The problem is, most dictionary apps are complete garage. They either rely on a constant internet connection (deal breaker for many), or have a poor layout that makes finding words and other information about each word cumbersome. WordBook tries to buck this trend by being optimized for iOS 7, and placing an emphasis on your information, instead of advertisements to pay for the service. (more…)
I think everybody needs a dictionary and a thesaurus, regardless of profession. With the advent of our smartphones and tablets, they’re a lot easier to cart around. Much like cameras, the most important dictionary or thesaurus you have isn’t the oversized monster of a medical dictionary you have on your shelf, but the one you have on your person. So apps are important.
Much like camera apps, though, a good app can make a huge difference. Up until recently, I’ve been using the Merriam Webster app, which was sufficient but certainly not impressive. That’s why I’m glad that Greg Pierce, the developer behind the widely acclaimed Drafts, got in touch with me about Terminology 3, the iOS 7 update to his popular — and much-loved — dictionary app. After only a couple days of use, Terminology 3 has earned a permanent place on all my iOS devices. Read on to find out why a dictionary app is worth every bit of your hard-earned cash.
Wordflex is one of those apps that’s hard to justify. It’s a dictionary, fully featured with all of the resources of the Oxford University Press, and a thesaurus as well. But why is it $11.99? Aren’t there plenty of free dictionary apps available for the iPad?
Sure, you could take that route with this one, but that’s not my position. I am a bit of a word nerd, meaning that I enjoy learning more about the English language. For someone like me, or another who works with the written word on a regular basis, Wordflex is more than just a dictionary, it’s a tool for productivity — and fun. So I contacted the good people at Wordflex, and was sent a promo code to review the app. Is it worth the price of admission? Let’s find out. (more…)
The more I use it as a serious writing tool, the more impressed and more enamoured I am with my iPad. I’ve mostly used a few of the distraction-free writing apps that are around – iA Writer, Plaintext, Elements, and (my current favourite) Notesy. The truth is, though, that I am actually quite dedicated to writing by hand: there are not many things I prefer to sitting down with a notebook and a Palomino Blackwing pencil, and simply moving my hand from left to right across the page.

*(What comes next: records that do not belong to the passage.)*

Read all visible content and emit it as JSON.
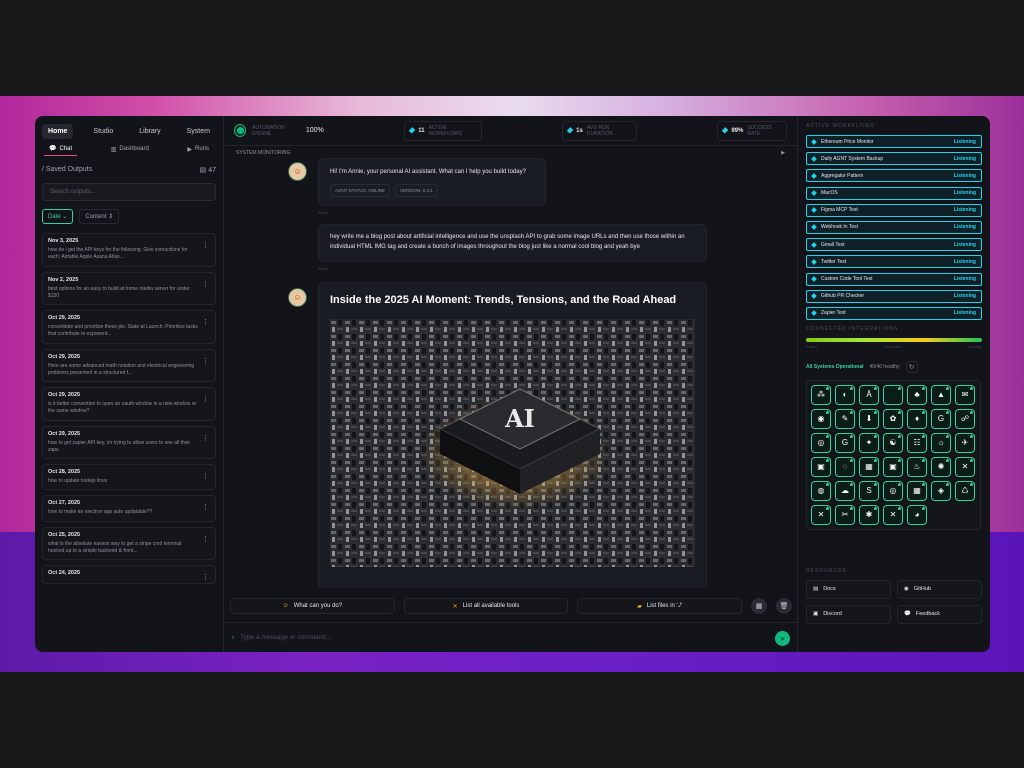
{
  "nav": {
    "tabs": [
      "Home",
      "Studio",
      "Library",
      "System"
    ],
    "active_tab": "Home"
  },
  "subnav": {
    "tabs": [
      "Chat",
      "Dashboard",
      "Runs"
    ],
    "active": "Chat"
  },
  "saved": {
    "title": "/ Saved Outputs",
    "count": "47",
    "search_placeholder": "Search outputs...",
    "filter_date": "Date",
    "filter_content": "Content"
  },
  "outputs": [
    {
      "date": "Nov 3, 2025",
      "text": "how do i get the API keys for the following. Give instructions for each: Airtable Apple Asana Atlas..."
    },
    {
      "date": "Nov 2, 2025",
      "text": "best options for an easy to build at home media server for under $150"
    },
    {
      "date": "Oct 29, 2025",
      "text": "consolidate and prioritize these pls: State at Launch: Prioritize tasks that contribute to exponent..."
    },
    {
      "date": "Oct 29, 2025",
      "text": "Here are some advanced math notation and electrical engineering problems presented in a structured f..."
    },
    {
      "date": "Oct 29, 2025",
      "text": "is it better convention to open an oauth window in a new window or the same window?"
    },
    {
      "date": "Oct 29, 2025",
      "text": "how to get zapier API key, im trying to allow users to see all their zaps"
    },
    {
      "date": "Oct 28, 2025",
      "text": "how to update nodejs linux"
    },
    {
      "date": "Oct 27, 2025",
      "text": "how to make an electron app auto updatable??"
    },
    {
      "date": "Oct 25, 2025",
      "text": "what is the absolute easiest way to get a stripe cmd terminal hooked up to a simple backend & front..."
    },
    {
      "date": "Oct 24, 2025",
      "text": ""
    }
  ],
  "topbar": {
    "engine_label": "AUTOMATION ENGINE",
    "engine_value": "100%",
    "workflows_value": "11",
    "workflows_label": "ACTIVE WORKFLOWS",
    "duration_value": "1s",
    "duration_label": "AVG RUN DURATION",
    "success_value": "99%",
    "success_label": "SUCCESS RATE",
    "monitoring": "SYSTEM MONITORING"
  },
  "chat": {
    "greeting": "Hi! I'm Annie, your personal AI assistant. What can I help you build today?",
    "chip_status": "AGNT STATUS: ONLINE",
    "chip_version": "VERSION: 0.3.1",
    "time1": "16:41",
    "user_msg": "hey write me a blog post about artificial intelligence and use the unsplash API to grab some image URLs and then use those within an individual HTML IMG tag and create a bunch of images throughout the blog just like a normal cool blog and yeah bye",
    "time2": "16:41",
    "post_title": "Inside the 2025 AI Moment: Trends, Tensions, and the Road Ahead",
    "hero_chip_text": "AI"
  },
  "suggestions": [
    "What can you do?",
    "List all available tools",
    "List files in './'"
  ],
  "input_placeholder": "Type a message or command...",
  "active_workflows": {
    "title": "ACTIVE WORKFLOWS",
    "items": [
      {
        "name": "Ethereum Price Monitor",
        "status": "Listening"
      },
      {
        "name": "Daily AGNT System Backup",
        "status": "Listening"
      },
      {
        "name": "Aggregator Pattern",
        "status": "Listening"
      },
      {
        "name": "MacOS",
        "status": "Listening"
      },
      {
        "name": "Figma MCP Test",
        "status": "Listening"
      },
      {
        "name": "Webhook In Test",
        "status": "Listening"
      },
      {
        "name": "Gmail Test",
        "status": "Listening"
      },
      {
        "name": "Twitter Test",
        "status": "Listening"
      },
      {
        "name": "Custom Code Tool Test",
        "status": "Listening"
      },
      {
        "name": "Github PR Checker",
        "status": "Listening"
      },
      {
        "name": "Zapier Test",
        "status": "Listening"
      }
    ]
  },
  "integrations": {
    "title": "CONNECTED INTEGRATIONS",
    "bar_labels": [
      "Failed",
      "Degraded",
      "Healthy"
    ],
    "health_fraction": 1.0,
    "status": "All Systems Operational",
    "healthy": "40/40 healthy",
    "icons": [
      "⁂",
      "◐",
      "Ā",
      "",
      "♣",
      "▲",
      "✉",
      "◉",
      "✎",
      "⬇",
      "✿",
      "♦",
      "G",
      "☍",
      "◎",
      "G",
      "✦",
      "☯",
      "☷",
      "☼",
      "✈",
      "▣",
      "◌",
      "▦",
      "▣",
      "♨",
      "✺",
      "✕",
      "◍",
      "☁",
      "S",
      "◎",
      "▦",
      "◈",
      "♺",
      "✕",
      "✂",
      "✱",
      "✕",
      "◕"
    ]
  },
  "resources": {
    "title": "RESOURCES",
    "items": [
      "Docs",
      "GitHub",
      "Discord",
      "Feedback"
    ]
  },
  "colors": {
    "accent_cyan": "#22d3ee",
    "accent_green": "#34d399",
    "pink": "#ec4899"
  }
}
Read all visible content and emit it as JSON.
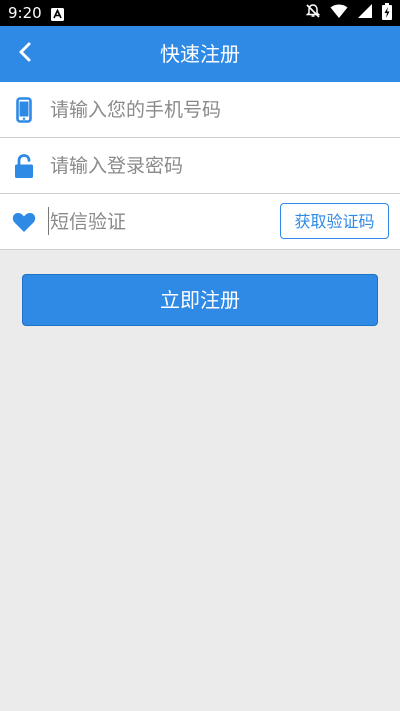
{
  "status_bar": {
    "time": "9:20",
    "notification_icon": "a-letter-icon",
    "right_icons": [
      "notifications-off-icon",
      "wifi-icon",
      "signal-icon",
      "battery-charging-icon"
    ]
  },
  "header": {
    "back_icon": "chevron-left-icon",
    "title": "快速注册"
  },
  "form": {
    "phone": {
      "icon": "phone-icon",
      "placeholder": "请输入您的手机号码",
      "value": ""
    },
    "password": {
      "icon": "unlock-icon",
      "placeholder": "请输入登录密码",
      "value": ""
    },
    "sms": {
      "icon": "heart-icon",
      "placeholder": "短信验证",
      "value": "",
      "get_code_label": "获取验证码"
    }
  },
  "actions": {
    "register_label": "立即注册"
  },
  "colors": {
    "primary": "#2f8ae5",
    "background": "#ebebeb",
    "status_bar": "#000000"
  }
}
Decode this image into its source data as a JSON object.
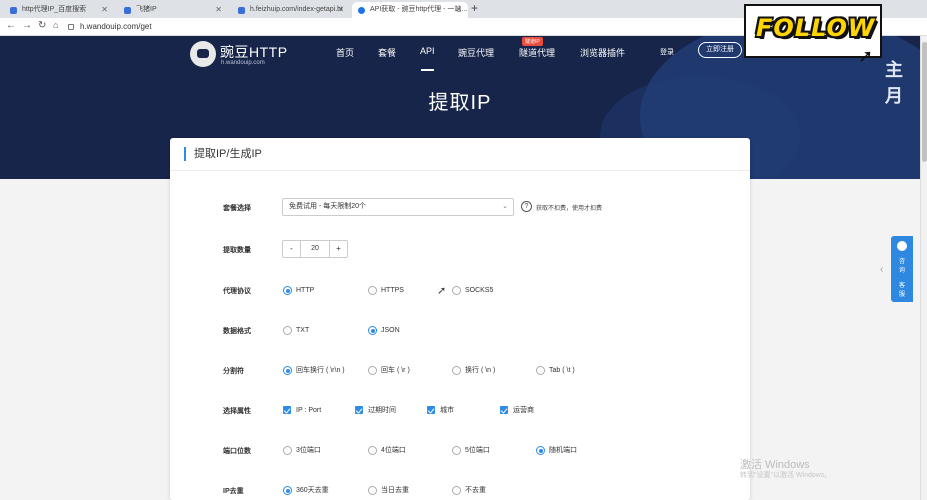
{
  "browser": {
    "tabs": [
      {
        "title": "http代理IP_百度搜索",
        "active": false,
        "color": "#3b6fd8"
      },
      {
        "title": "飞猪IP",
        "active": false,
        "color": "#3b6fd8"
      },
      {
        "title": "h.feizhuip.com/index-getapi.ht",
        "active": false,
        "color": "#3b6fd8"
      },
      {
        "title": "API获取 - 豌豆http代理 - 一站...",
        "active": true,
        "color": "#1a73e8"
      }
    ],
    "new_tab": "+",
    "url": "h.wandouip.com/get"
  },
  "site": {
    "brand": "豌豆HTTP",
    "domain": "h.wandouip.com",
    "menu": [
      {
        "label": "首页"
      },
      {
        "label": "套餐"
      },
      {
        "label": "API",
        "active": true
      },
      {
        "label": "豌豆代理"
      },
      {
        "label": "隧道代理"
      },
      {
        "label": "浏览器插件"
      }
    ],
    "badge": "隧道IP",
    "login": "登录",
    "register": "立即注册",
    "hero_title": "提取IP",
    "hero_right": "主月"
  },
  "overlay": {
    "follow": "FOLLOW"
  },
  "form": {
    "card_title": "提取IP/生成IP",
    "package_label": "套餐选择",
    "package_value": "免费试用 - 每天限制20个",
    "hint": "获取不扣费，使用才扣费",
    "qty_label": "提取数量",
    "qty_value": "20",
    "minus": "-",
    "plus": "+",
    "protocol_label": "代理协议",
    "protocol_options": [
      "HTTP",
      "HTTPS",
      "SOCKS5"
    ],
    "format_label": "数据格式",
    "format_options": [
      "TXT",
      "JSON"
    ],
    "separator_label": "分割符",
    "separator_options": [
      "回车换行 ( \\r\\n )",
      "回车 ( \\r )",
      "换行 ( \\n )",
      "Tab ( \\t )"
    ],
    "attr_label": "选择属性",
    "attr_options": [
      "IP : Port",
      "过期时间",
      "城市",
      "运营商"
    ],
    "port_label": "端口位数",
    "port_options": [
      "3位端口",
      "4位端口",
      "5位端口",
      "随机端口"
    ],
    "dedup_label": "IP去重",
    "dedup_options": [
      "360天去重",
      "当日去重",
      "不去重"
    ]
  },
  "float_tool": [
    "咨",
    "询",
    "客",
    "服"
  ],
  "watermark": {
    "line1": "激活 Windows",
    "line2": "转到\"设置\"以激活 Windows。"
  }
}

So this is not an article about writing on an iPad. It’s actually about writing with an iPad: about the iPad as a writer’s companion, and two apps I’ve found to be essential reference tools whilst writing.